Turkish-Cypriot leader Mustafa Akinci joined the chorus of Turkish officials claiming parts of the island’s Exclusive Economic Zone (EEZ) waters, warning the legitimate government not to keep going ahead with letting foreign companies drill for oil and gas.
“We have told the Greek-Cyprus administration ‘Let’s establish a joint commission for cooperation.’ But, unfortunately, they did not approach establishing a committee or planning this issue together and have continued their unilateral action. We have told them, ‘If this … is done this way, you leave no choice to Turkish-Cyprus and Turkey to act in the same way,’” Akıncı said from Kyrenia in the northern third on June 11, said the Turkish Hurriyet Daily News.
Tension over the drilling rights and the EEZ’s sovereignty has raised fears of conflict, accidental or deliberate, with the European Union to which Cyprus belongs – apart from the territory – and the United States backing the government of Nicos Anastasiades, who said he was willing to share energy revenues.
That wasn’t enough for Akinci or Turkish President Recep Tayyip Erdogan who said they want Turkish-Cypriots to share in the licensing. Erdogan sent an energy research vessel into part of Cyprus’ EEZ, with a warship nearby and said another drillship is coming.

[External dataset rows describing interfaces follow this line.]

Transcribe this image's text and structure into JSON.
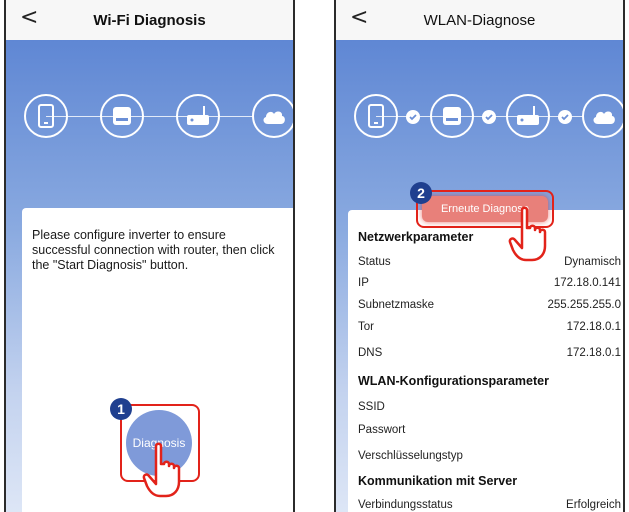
{
  "left_screen": {
    "nav": {
      "back": "<",
      "title": "Wi-Fi Diagnosis"
    },
    "message": "Please configure inverter to ensure successful connection with router, then click the \"Start Diagnosis\" button.",
    "button_label": "Diagnosis",
    "step_number": "1"
  },
  "right_screen": {
    "nav": {
      "back": "<",
      "title": "WLAN-Diagnose"
    },
    "button_label": "Erneute Diagnose",
    "step_number": "2",
    "network": {
      "title": "Netzwerkparameter",
      "rows": [
        {
          "label": "Status",
          "value": "Dynamisch"
        },
        {
          "label": "IP",
          "value": "172.18.0.141"
        },
        {
          "label": "Subnetzmaske",
          "value": "255.255.255.0"
        },
        {
          "label": "Tor",
          "value": "172.18.0.1"
        },
        {
          "label": "DNS",
          "value": "172.18.0.1"
        }
      ]
    },
    "wlan": {
      "title": "WLAN-Konfigurationsparameter",
      "rows": [
        {
          "label": "SSID",
          "value": ""
        },
        {
          "label": "Passwort",
          "value": ""
        },
        {
          "label": "Verschlüsselungstyp",
          "value": ""
        }
      ]
    },
    "server": {
      "title": "Kommunikation mit Server",
      "rows": [
        {
          "label": "Verbindungsstatus",
          "value": "Erfolgreich"
        }
      ]
    }
  },
  "steps": [
    "phone-icon",
    "inverter-icon",
    "router-icon",
    "cloud-icon"
  ],
  "colors": {
    "accent": "#5f87d4",
    "highlight": "#e2231a",
    "badge": "#1f3f8f"
  }
}
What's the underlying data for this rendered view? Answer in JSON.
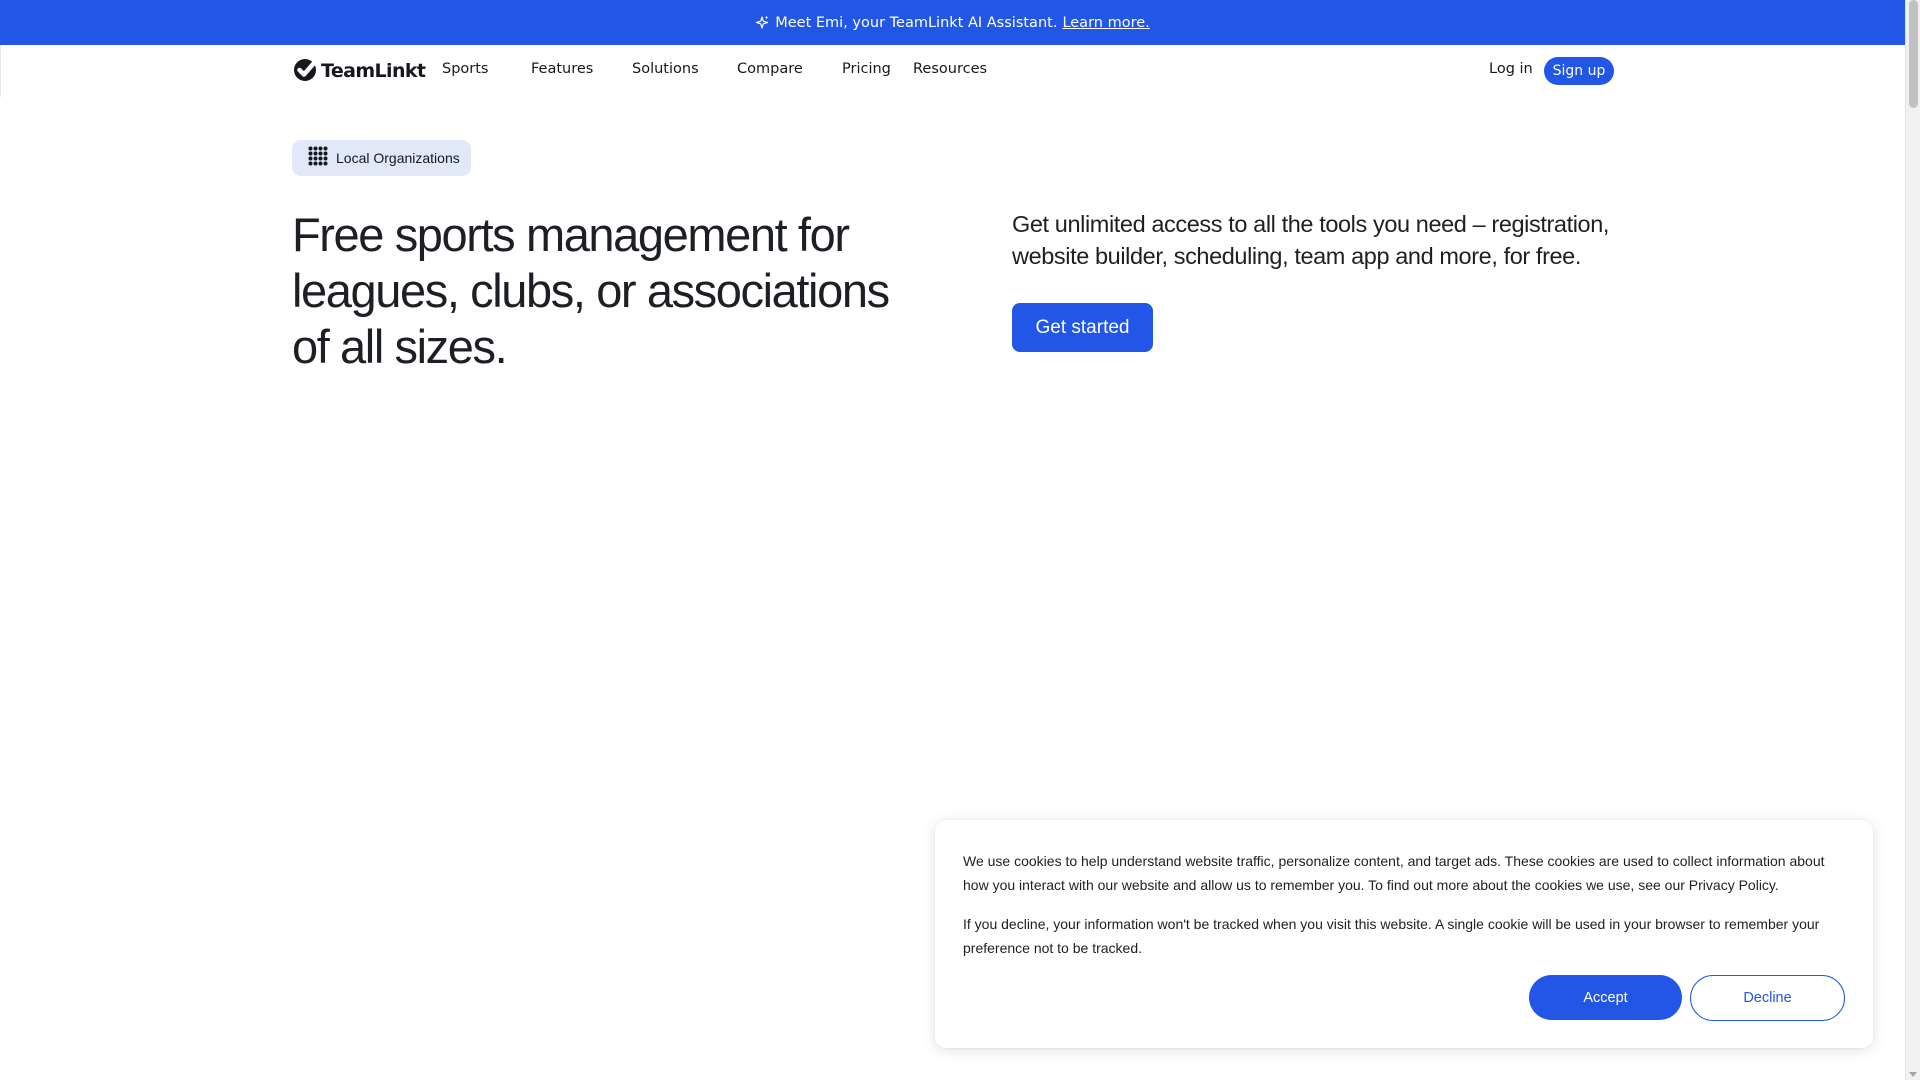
{
  "announcement": {
    "text": "Meet Emi, your TeamLinkt AI Assistant.",
    "link_label": "Learn more.",
    "icon": "sparkle-icon"
  },
  "nav": {
    "logo_text": "TeamLinkt",
    "logo_icon": "check-circle-icon",
    "items": [
      {
        "label": "Sports"
      },
      {
        "label": "Features"
      },
      {
        "label": "Solutions"
      },
      {
        "label": "Compare"
      },
      {
        "label": "Pricing"
      },
      {
        "label": "Resources"
      }
    ],
    "login_label": "Log in",
    "signup_label": "Sign up"
  },
  "hero": {
    "badge_icon": "grid-dots-icon",
    "badge_label": "Local Organizations",
    "title": "Free sports management for leagues, clubs, or associations of all sizes.",
    "subtitle": "Get unlimited access to all the tools you need – registration, website builder, scheduling, team app and more, for free.",
    "cta_label": "Get started"
  },
  "cookie_banner": {
    "paragraph_1": "We use cookies to help understand website traffic, personalize content, and target ads. These cookies are used to collect information about how you interact with our website and allow us to remember you. To find out more about the cookies we use, see our Privacy Policy.",
    "paragraph_2": "If you decline, your information won't be tracked when you visit this website. A single cookie will be used in your browser to remember your preference not to be tracked.",
    "accept_label": "Accept",
    "decline_label": "Decline"
  },
  "colors": {
    "brand_blue": "#2156e6",
    "badge_bg": "#e1e8f8",
    "text": "#1c1f24"
  }
}
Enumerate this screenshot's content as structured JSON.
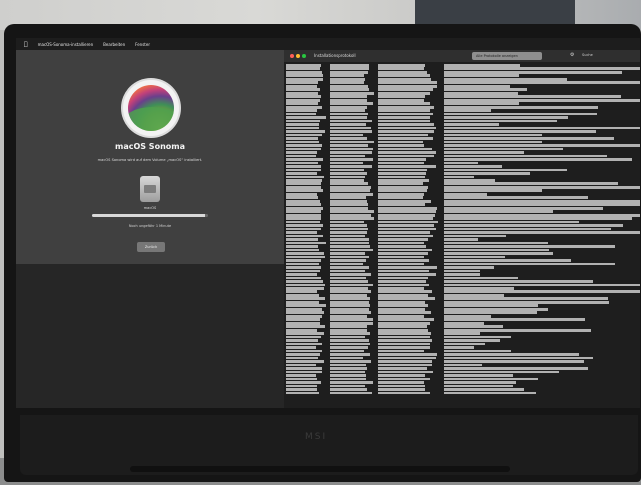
{
  "menubar": {
    "apple_icon": "apple-icon",
    "app_name": "macOS-Sonoma-installieren",
    "menus": [
      "Bearbeiten",
      "Fenster"
    ]
  },
  "installer": {
    "logo_icon": "macos-sonoma-logo",
    "title": "macOS Sonoma",
    "subtitle": "macOS Sonoma wird auf dem Volume „macOS“ installiert.",
    "disk_icon": "hard-disk-icon",
    "disk_label": "macOS",
    "progress": 0.97,
    "status": "Noch ungefähr 1 Minute",
    "button_label": "Zurück"
  },
  "terminal": {
    "title": "Installationsprotokoll",
    "search_value": "Alle Protokolle anzeigen",
    "gear_icon": "gear-icon",
    "filter_label": "Suche"
  },
  "hardware": {
    "brand": "MSI"
  },
  "colors": {
    "screen_bg": "#2b2b2b",
    "installer_bg": "#404040",
    "terminal_bg": "#1e1e1e",
    "close": "#ff5f57",
    "minimize": "#febc2e",
    "zoom": "#28c840"
  }
}
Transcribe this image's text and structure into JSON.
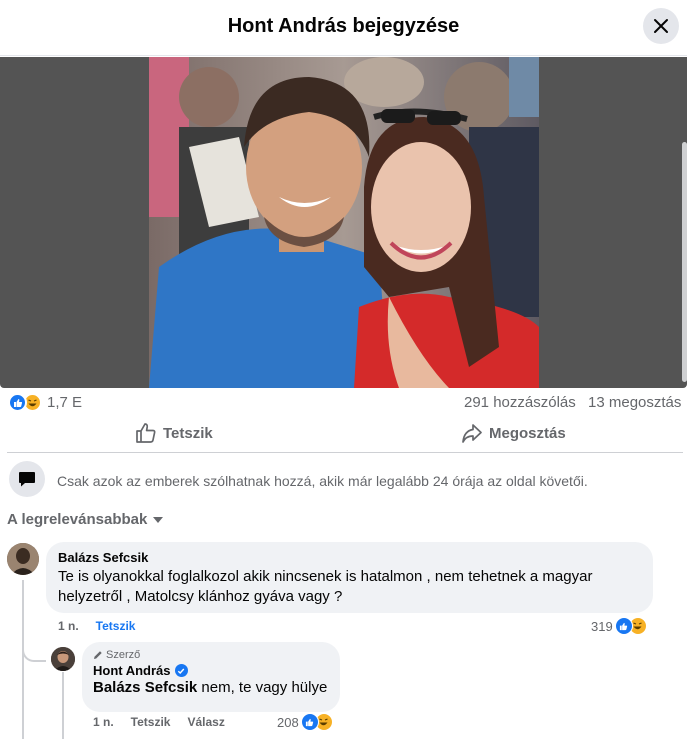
{
  "header": {
    "title": "Hont András bejegyzése",
    "close_icon": "close-icon"
  },
  "post": {
    "reactions": {
      "icons": [
        "like-icon",
        "haha-icon"
      ],
      "count": "1,7 E"
    },
    "comments_count": "291 hozzászólás",
    "shares_count": "13 megosztás",
    "actions": {
      "like": "Tetszik",
      "share": "Megosztás"
    },
    "notice": "Csak azok az emberek szólhatnak hozzá, akik már legalább 24 órája az oldal követői.",
    "sort_label": "A legrelevánsabbak"
  },
  "comments": [
    {
      "name": "Balázs Sefcsik",
      "text": "Te is olyanokkal foglalkozol akik nincsenek is hatalmon , nem tehetnek a magyar helyzetről , Matolcsy klánhoz gyáva vagy ?",
      "time": "1 n.",
      "like_label": "Tetszik",
      "reaction_count": "319"
    }
  ],
  "reply": {
    "badge": "Szerző",
    "name": "Hont András",
    "mention": "Balázs Sefcsik",
    "text": " nem, te vagy hülye",
    "time": "1 n.",
    "like_label": "Tetszik",
    "reply_label": "Válasz",
    "reaction_count": "208"
  },
  "colors": {
    "accent": "#1877f2",
    "haha": "#f7b125",
    "muted_text": "#65676b",
    "bubble_bg": "#f0f2f5",
    "photo_bg": "#545454"
  }
}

Akinci said it was the Greek-Cypriot side that needs to show restraint and not let the foreign companies, including the US energy giant ExxonMobil, to keep drilling although it’s reported a major gas find already.
“We have told them [the Greek Cyprus administration], ‘If you are doing (a gas) search, we’ll similarly do so, and we are. We have told them, ‘If you come to the drilling stage, we will also come to that stage, and we will also drill,’ and now we are that point,” he said.
“The richness in the Eastern Mediterranean belong to all of us, and this is accepted. But when the issue comes to drilling, we come across with a Greek side that says, ‘Here is our area of sovereignty,” Akıncı said.
He didn’t mention that Turkey doesn’t recognize parts of Cyprus’ established continental shelf nor the United Nations Laws of the Sea that Erdogan otherwise cites in making claims of seas sovereignty.
Akıncı’s comments followed reports that Cyprus has issued an international arrest warrant for 25 people including the personnel of the Turkish drillship, Fatih, and officials from companies cooperating with the state-run Turkish Petroleum Corporation (TPAO).
Fatih launched its offshore drilling operations on May 3 in an area located 75 kilometers (around 41 nautical miles) off the western coast of the island.
“The Eastern Mediterranean can come to be a lake of peace, a peace basin. Everyone would benefit from this. We do not want a politics of tension, a politics of conflict. We want peace and reconciliation, but I am saying all these with the determination of protecting our rights,” Akıncı said.
Turkish Energy and Natural Resources Minister Fatih Dönmez said on June 11 that the drilling activities in the Eastern Mediterranean Sea region will continue and that his country won’t allow any violations of what he said were Turkish areas.
“We will continue our efforts to achieve regional peace by distributing the riches of Cyprus Island and the Mediterranean in a fair manner,” Dönmez said, the news site added. “Our extensive and long-term exploration and drilling activities in the region will resume as planned without making concessions to our legitimate rights on license areas,” he said.
“Our activities in licensed and legal areas will continue without any delay despite the statements of the Greek Cypriots and the threats of so-called arrest warrants for our drilling ship Fatih’s crew,” he said.
He added in a warning that, “Turkey never surrenders to any threats, and it never will,” ramping up the tension.